The second period was the New Deal years, when FDR, who had been active in the Wilson administration, played fast and loose with Americans’ liberties in the name of fighting the Great Depression. The third period is the Sixties, where large numbers of young people and university students, always good fodder for the gauzy and romantic notions of fascism, perfected the technique of the tantrum in order try to bend human nature in the direction they thought they wanted.
Finally Mr. Goldberg addresses today, providing chapter and verse on what he sees as a political left pushing a secular, “for your own good” progressivism that may as well be called fascism because its aim is for the state to micro-manage every area of life. Progressivism’s wholly-owned subsidiaries include feminism and environmentalism as well as various food and health fetishes.
The various items we now refer to as the “nanny state” have long pedigrees through Bismarck’s Prussia in the 19th century and the various fascisms of Western Europe in the last century.
Mr. Goldberg largely avoids partisan political excursions, though he can’t help but identify the party of the left in America as the Democrats. And he can’t avoid commenting on one of the more visible current icons of the nanny-left.
“No more thorough explication of the liberal fascist agenda can be found than in Hillary Clinton’s best-selling book, ‘It Takes a Village’,” Mr. Goldberg writes. “All the hallmarks of the fascist enterprise reside within in pages.” These include the superiority of the state-directed life over individual responsibility, even to the extent of the state having more say than parents in the raising of children.
Mr. Goldberg is not making the point that American liberals are crypto-Nazis. They aren’t. The kind of feminine fascist government America would likely see probably wouldn’t have concentration camps but would have a Secretary of Hugs. More “Brave New World” than “1984.”
The book points out that conservatives, particularly the “compassionate” kind, are not immune to the totalitarian temptation. But most of the 24/7 social engineering comes from leftists, even while they insist they are not trying to force their values on anyone. They are the cultural aggressors, battling to push conservative values aside, and ready to call conservatives fascists when they resist.
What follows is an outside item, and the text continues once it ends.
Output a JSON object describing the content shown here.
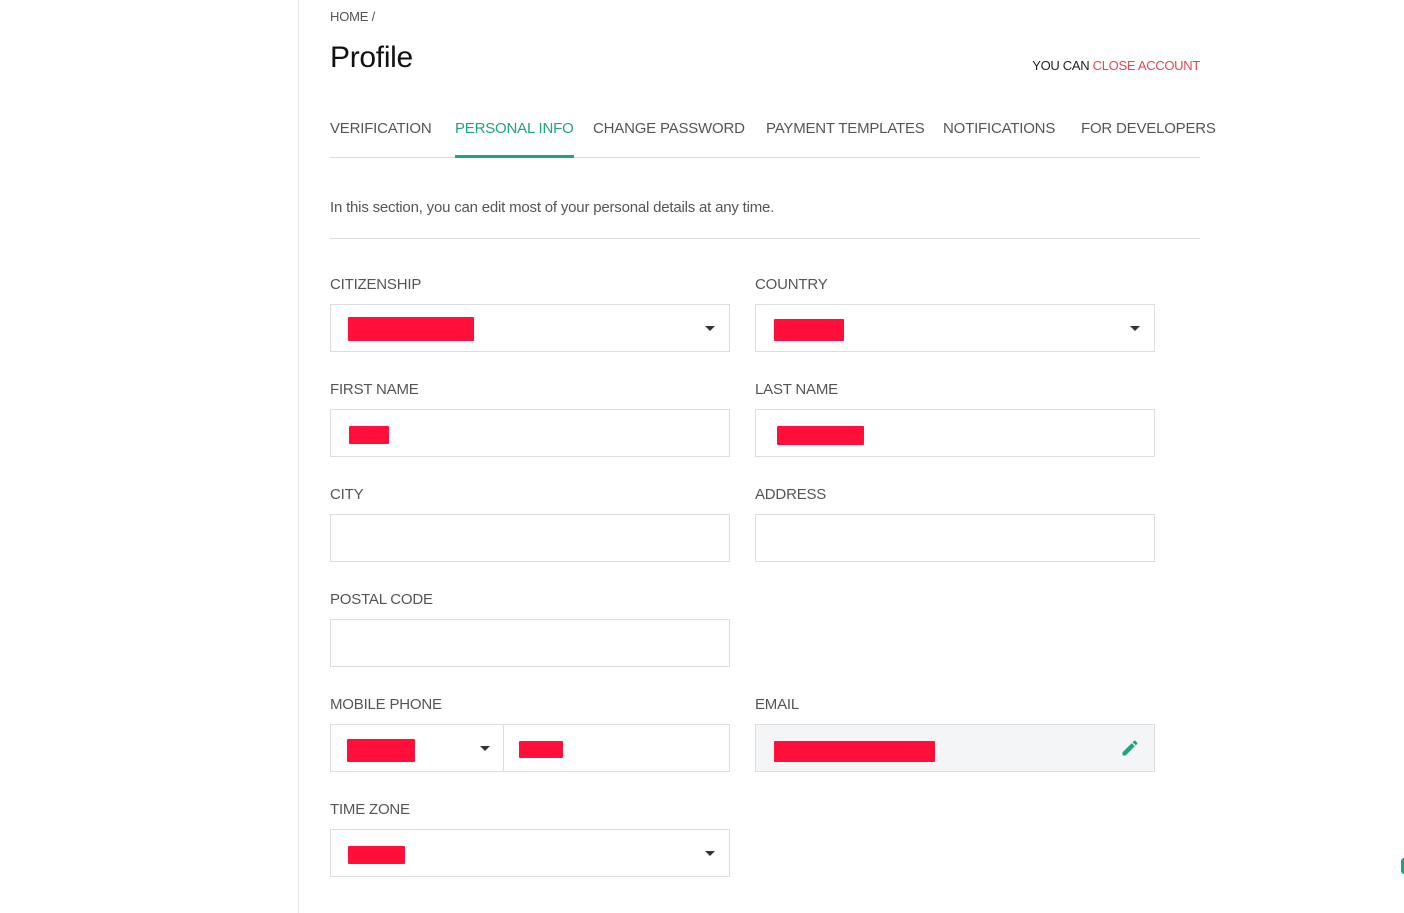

“Liberal Fascism” is a kind of political scorecard which will enable careful readers and observers to identify the players. This is a long book, dense with detail and analysis. Readers will have to set aside some serious time to read it (as Mr. Goldberg obviously did to research it and write it). But for anyone wishing to understand the contemporary political scene, it will repay that reading time handsomely.
Larry Thornberry is a writer living in Tampa.